The capacity between magnet and coil gets charged and those charges are spin polarized hence contribute to the magnetic field.

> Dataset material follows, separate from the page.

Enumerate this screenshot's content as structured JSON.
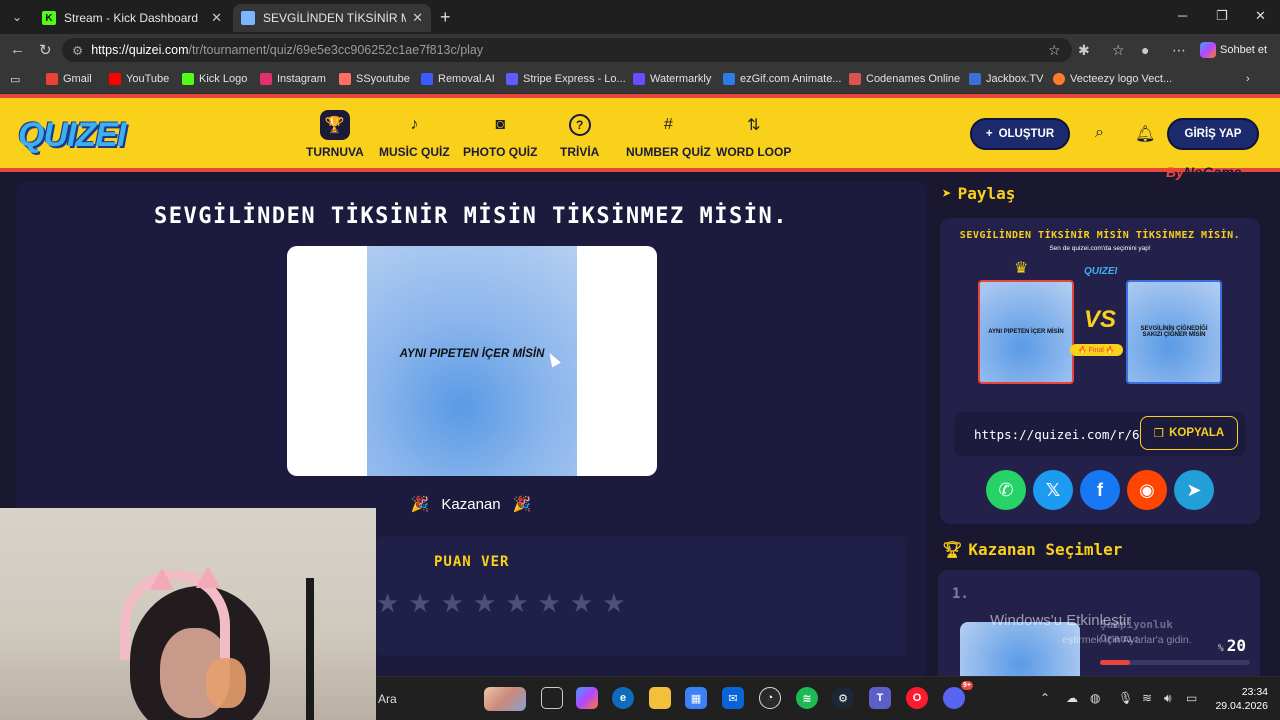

But this magneto-electric effect is quite weak.  If you have many turns on the coil you could measure the change in field as a voltage but beware voltage coming from the electric coupling between magnet and coil.  Best to put a screen around the magnet before winding the coil over it and have that screen at earth potential.  The screen must not make a shorted turn and of course it must be insulated from the magnet well enough to withstand the high voltage.  Having that screen will increase the capacitance form magnet to ground and having a high K dielectric is even better.  You can get a handle on the magnitude of the effect by calculating the total charge on the surface of the magnet (from Q=CV) dividing that by the charge of an electron to get the total number of electrons.  Then each electron has a dipole moment given by the Bohr magneton so now you have the total dipole moment.  Divide that by the volume of the magnet and that will give you the effective increase in magnetization M of the magnet.  Multiply by munought and that gives you the increase in Bsat.  Use the load line procedure to change that increase in Bsat to an increase in working B.  Multiply the working B by the cross section area of the magnet to get the change of flux in Webers.  Then from the time scale of the applied HV you can get the rate of change of flux to get volts per turn.

Smudge

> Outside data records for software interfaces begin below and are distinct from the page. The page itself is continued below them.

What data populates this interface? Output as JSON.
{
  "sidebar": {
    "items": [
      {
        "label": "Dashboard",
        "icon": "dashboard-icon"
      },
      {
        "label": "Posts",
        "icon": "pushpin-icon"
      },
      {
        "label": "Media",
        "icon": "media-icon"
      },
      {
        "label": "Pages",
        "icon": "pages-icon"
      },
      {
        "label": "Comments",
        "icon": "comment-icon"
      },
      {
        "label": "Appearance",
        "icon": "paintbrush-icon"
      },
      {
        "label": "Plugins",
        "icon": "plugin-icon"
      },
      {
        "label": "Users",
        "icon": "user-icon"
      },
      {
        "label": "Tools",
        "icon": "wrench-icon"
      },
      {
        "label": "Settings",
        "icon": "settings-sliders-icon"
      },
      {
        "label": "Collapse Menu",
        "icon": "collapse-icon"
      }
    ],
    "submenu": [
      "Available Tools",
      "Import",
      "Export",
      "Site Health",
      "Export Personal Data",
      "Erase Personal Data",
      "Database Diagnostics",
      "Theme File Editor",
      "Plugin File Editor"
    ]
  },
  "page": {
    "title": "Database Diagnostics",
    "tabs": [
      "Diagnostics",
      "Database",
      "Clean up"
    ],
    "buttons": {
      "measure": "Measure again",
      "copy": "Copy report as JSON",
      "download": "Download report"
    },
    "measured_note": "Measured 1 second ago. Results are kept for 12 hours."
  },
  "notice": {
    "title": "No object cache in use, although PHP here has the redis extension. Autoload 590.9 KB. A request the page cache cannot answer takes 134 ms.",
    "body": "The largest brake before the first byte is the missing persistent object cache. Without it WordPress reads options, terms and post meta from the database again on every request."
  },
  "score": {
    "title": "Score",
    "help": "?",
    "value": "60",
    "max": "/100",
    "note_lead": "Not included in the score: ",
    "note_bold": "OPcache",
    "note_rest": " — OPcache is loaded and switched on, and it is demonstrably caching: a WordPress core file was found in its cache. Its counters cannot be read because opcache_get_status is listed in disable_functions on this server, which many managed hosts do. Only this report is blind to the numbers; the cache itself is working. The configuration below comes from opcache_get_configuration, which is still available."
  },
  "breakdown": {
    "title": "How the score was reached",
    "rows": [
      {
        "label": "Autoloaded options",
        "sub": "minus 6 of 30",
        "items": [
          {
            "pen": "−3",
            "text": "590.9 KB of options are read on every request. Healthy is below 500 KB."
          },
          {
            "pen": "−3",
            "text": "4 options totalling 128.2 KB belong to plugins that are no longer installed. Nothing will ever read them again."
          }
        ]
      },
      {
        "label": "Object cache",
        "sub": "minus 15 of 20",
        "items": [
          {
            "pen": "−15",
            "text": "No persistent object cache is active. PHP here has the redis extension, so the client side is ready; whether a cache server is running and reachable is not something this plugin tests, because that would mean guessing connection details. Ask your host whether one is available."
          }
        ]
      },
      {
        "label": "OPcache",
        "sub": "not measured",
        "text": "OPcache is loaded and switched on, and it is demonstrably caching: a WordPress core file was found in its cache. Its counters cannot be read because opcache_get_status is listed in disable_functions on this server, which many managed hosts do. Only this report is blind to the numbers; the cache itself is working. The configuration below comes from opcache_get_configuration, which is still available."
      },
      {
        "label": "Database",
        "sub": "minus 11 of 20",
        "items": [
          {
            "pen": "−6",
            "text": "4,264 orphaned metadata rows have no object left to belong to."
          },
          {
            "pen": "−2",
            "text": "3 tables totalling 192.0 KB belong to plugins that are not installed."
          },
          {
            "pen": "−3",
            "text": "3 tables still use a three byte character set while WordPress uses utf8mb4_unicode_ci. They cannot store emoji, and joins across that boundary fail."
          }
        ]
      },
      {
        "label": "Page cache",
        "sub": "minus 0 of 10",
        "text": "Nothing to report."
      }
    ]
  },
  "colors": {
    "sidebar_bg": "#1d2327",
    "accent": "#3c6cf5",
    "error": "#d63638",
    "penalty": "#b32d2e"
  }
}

Smudge
   
Group: Elite
Hero Member
******

Posts: 3465
It's turtles all the way down
Agreed, Smudge I think a good grounded screen is the best way to go.

I'll try this when I get the equipment together.


---------------------------
"Secrecy, secret societies and secret groups have always been repugnant to a free and open society"......John F Kennedy
   

Hero Member
*****

Posts: 3044
tExB=qr
When I tested this idea, I had a dime-sized neo magnet about 3 to 6 inches from the face of a "Brooks" wound coil, connected to a free-running avalanche transistor stack at about 2kv, so the pulse rate was several hundred kilopulses per second maybe even over 1 meg.  Pulse width was anywhere from 2ns to 10ns set by a coax delay line on the pulser, as I've tried a few different lengths in that range. (I recall it being a little over a meg when measured on the scope screen, but not sure if I had resistors in-line or not, but somewhere around there).

I did try a coil wrapped around this Brooks coil with 50v from a DC supply applied (limited to 0.5 amps by the supply), and I posted a video (this was several years ago) showing that the voltage increased by about 2 or 3 volts, but I never even looked at the magnetic field or anything other than that voltage increase.  It may well have been just a coupling effect from the fast pulses as the coils were concentrically wound.

I'll have a little time this weekend and will make a quick video (if I can find my camera ???) if I can get it all set up.

Anyway, everyone definitely needs to check this out.
   
Pages: 1 [2]
« previous next »


 

Home Help Search Login Register
Theme © PopularFX | Based on PFX Ideas! | Scripts from iScript4u 2019-04-20, 03:24:36